## [Stored data]
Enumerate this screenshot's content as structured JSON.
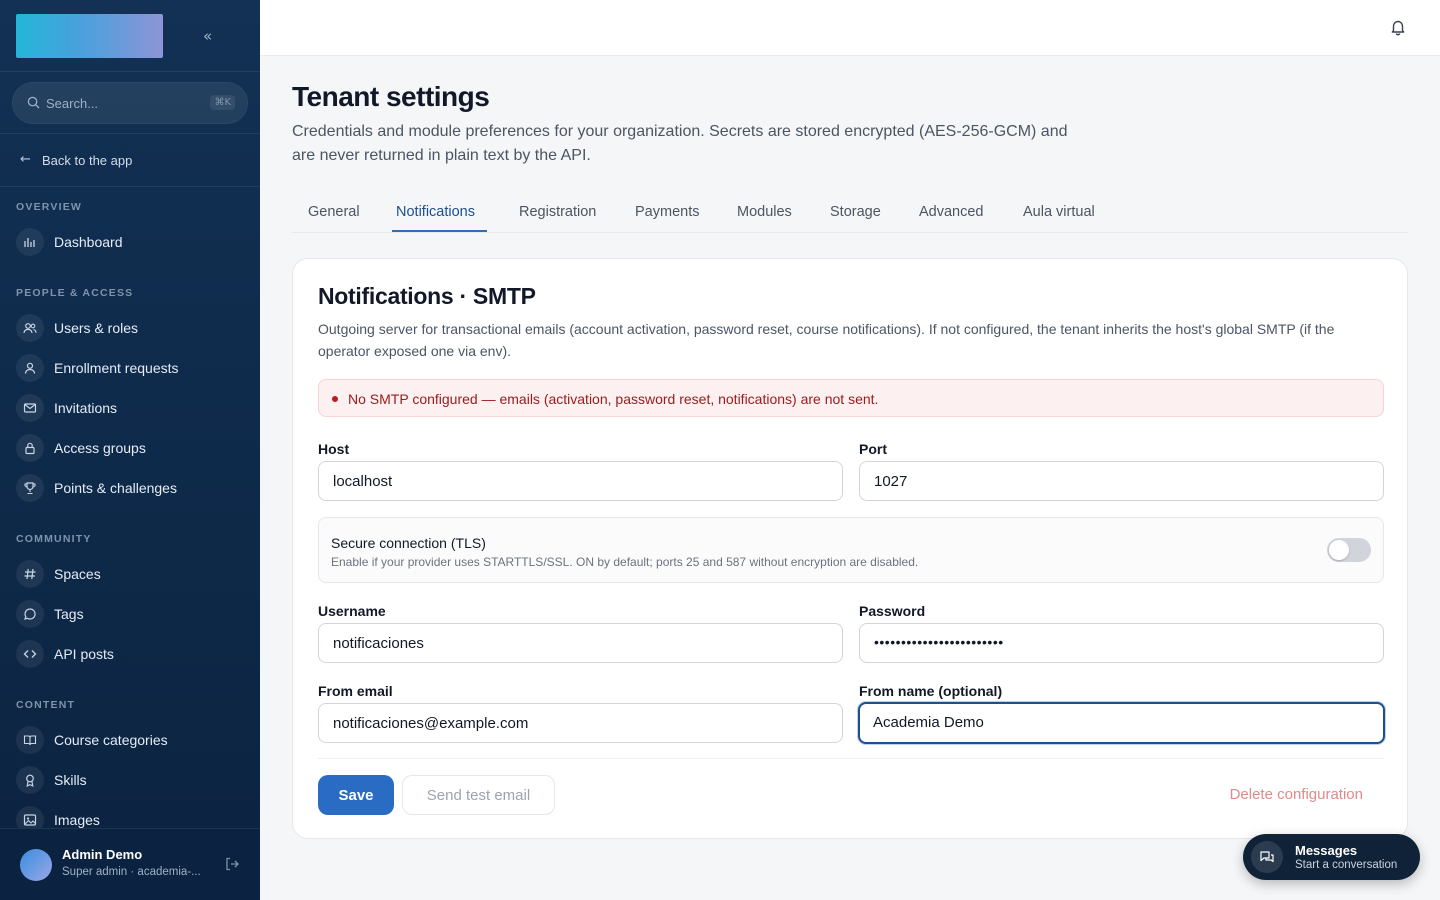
{
  "sidebar": {
    "collapse_glyph": "«",
    "search": {
      "placeholder": "Search...",
      "shortcut": "⌘K"
    },
    "back_label": "Back to the app",
    "sections": {
      "overview": "OVERVIEW",
      "people": "PEOPLE & ACCESS",
      "community": "COMMUNITY",
      "content": "CONTENT"
    },
    "items": [
      {
        "label": "Dashboard",
        "icon": "bar-chart-icon"
      },
      {
        "label": "Users & roles",
        "icon": "users-icon"
      },
      {
        "label": "Enrollment requests",
        "icon": "user-icon"
      },
      {
        "label": "Invitations",
        "icon": "mail-icon"
      },
      {
        "label": "Access groups",
        "icon": "lock-icon"
      },
      {
        "label": "Points & challenges",
        "icon": "trophy-icon"
      },
      {
        "label": "Spaces",
        "icon": "hash-icon"
      },
      {
        "label": "Tags",
        "icon": "chat-bubble-icon"
      },
      {
        "label": "API posts",
        "icon": "code-icon"
      },
      {
        "label": "Course categories",
        "icon": "book-icon"
      },
      {
        "label": "Skills",
        "icon": "award-icon"
      },
      {
        "label": "Images",
        "icon": "image-icon"
      }
    ],
    "user": {
      "name": "Admin Demo",
      "role": "Super admin · academia-..."
    }
  },
  "page": {
    "title": "Tenant settings",
    "description": "Credentials and module preferences for your organization. Secrets are stored encrypted (AES-256-GCM) and are never returned in plain text by the API.",
    "tabs": [
      "General",
      "Notifications",
      "Registration",
      "Payments",
      "Modules",
      "Storage",
      "Advanced",
      "Aula virtual"
    ],
    "active_tab": "Notifications"
  },
  "card": {
    "title": "Notifications · SMTP",
    "description": "Outgoing server for transactional emails (account activation, password reset, course notifications). If not configured, the tenant inherits the host's global SMTP (if the operator exposed one via env).",
    "alert": "No SMTP configured — emails (activation, password reset, notifications) are not sent.",
    "fields": {
      "host": {
        "label": "Host",
        "value": "localhost"
      },
      "port": {
        "label": "Port",
        "value": "1027"
      },
      "username": {
        "label": "Username",
        "value": "notificaciones"
      },
      "password": {
        "label": "Password",
        "value": "••••••••••••••••••••••••"
      },
      "from_email": {
        "label": "From email",
        "value": "notificaciones@example.com"
      },
      "from_name": {
        "label": "From name (optional)",
        "value": "Academia Demo"
      }
    },
    "tls": {
      "title": "Secure connection (TLS)",
      "help": "Enable if your provider uses STARTTLS/SSL. ON by default; ports 25 and 587 without encryption are disabled.",
      "enabled": false
    },
    "buttons": {
      "save": "Save",
      "test": "Send test email",
      "delete": "Delete configuration"
    }
  },
  "messages": {
    "title": "Messages",
    "subtitle": "Start a conversation"
  },
  "colors": {
    "accent": "#2a6cc3",
    "sidebar": "#0b2340",
    "alert_bg": "#fdf0f0",
    "alert_text": "#991b1b"
  }
}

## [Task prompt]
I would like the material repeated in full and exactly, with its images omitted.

## [Task answer]
Enumerate this screenshot's content as structured JSON.
{
  "sidebar": {
    "collapse_glyph": "«",
    "search": {
      "placeholder": "Search...",
      "shortcut": "⌘K"
    },
    "back_label": "Back to the app",
    "sections": {
      "overview": "OVERVIEW",
      "people": "PEOPLE & ACCESS",
      "community": "COMMUNITY",
      "content": "CONTENT"
    },
    "items": [
      {
        "label": "Dashboard",
        "icon": "bar-chart-icon"
      },
      {
        "label": "Users & roles",
        "icon": "users-icon"
      },
      {
        "label": "Enrollment requests",
        "icon": "user-icon"
      },
      {
        "label": "Invitations",
        "icon": "mail-icon"
      },
      {
        "label": "Access groups",
        "icon": "lock-icon"
      },
      {
        "label": "Points & challenges",
        "icon": "trophy-icon"
      },
      {
        "label": "Spaces",
        "icon": "hash-icon"
      },
      {
        "label": "Tags",
        "icon": "chat-bubble-icon"
      },
      {
        "label": "API posts",
        "icon": "code-icon"
      },
      {
        "label": "Course categories",
        "icon": "book-icon"
      },
      {
        "label": "Skills",
        "icon": "award-icon"
      },
      {
        "label": "Images",
        "icon": "image-icon"
      }
    ],
    "user": {
      "name": "Admin Demo",
      "role": "Super admin · academia-..."
    }
  },
  "page": {
    "title": "Tenant settings",
    "description": "Credentials and module preferences for your organization. Secrets are stored encrypted (AES-256-GCM) and are never returned in plain text by the API.",
    "tabs": [
      "General",
      "Notifications",
      "Registration",
      "Payments",
      "Modules",
      "Storage",
      "Advanced",
      "Aula virtual"
    ],
    "active_tab": "Notifications"
  },
  "card": {
    "title": "Notifications · SMTP",
    "description": "Outgoing server for transactional emails (account activation, password reset, course notifications). If not configured, the tenant inherits the host's global SMTP (if the operator exposed one via env).",
    "alert": "No SMTP configured — emails (activation, password reset, notifications) are not sent.",
    "fields": {
      "host": {
        "label": "Host",
        "value": "localhost"
      },
      "port": {
        "label": "Port",
        "value": "1027"
      },
      "username": {
        "label": "Username",
        "value": "notificaciones"
      },
      "password": {
        "label": "Password",
        "value": "••••••••••••••••••••••••"
      },
      "from_email": {
        "label": "From email",
        "value": "notificaciones@example.com"
      },
      "from_name": {
        "label": "From name (optional)",
        "value": "Academia Demo"
      }
    },
    "tls": {
      "title": "Secure connection (TLS)",
      "help": "Enable if your provider uses STARTTLS/SSL. ON by default; ports 25 and 587 without encryption are disabled.",
      "enabled": false
    },
    "buttons": {
      "save": "Save",
      "test": "Send test email",
      "delete": "Delete configuration"
    }
  },
  "messages": {
    "title": "Messages",
    "subtitle": "Start a conversation"
  },
  "colors": {
    "accent": "#2a6cc3",
    "sidebar": "#0b2340",
    "alert_bg": "#fdf0f0",
    "alert_text": "#991b1b"
  }
}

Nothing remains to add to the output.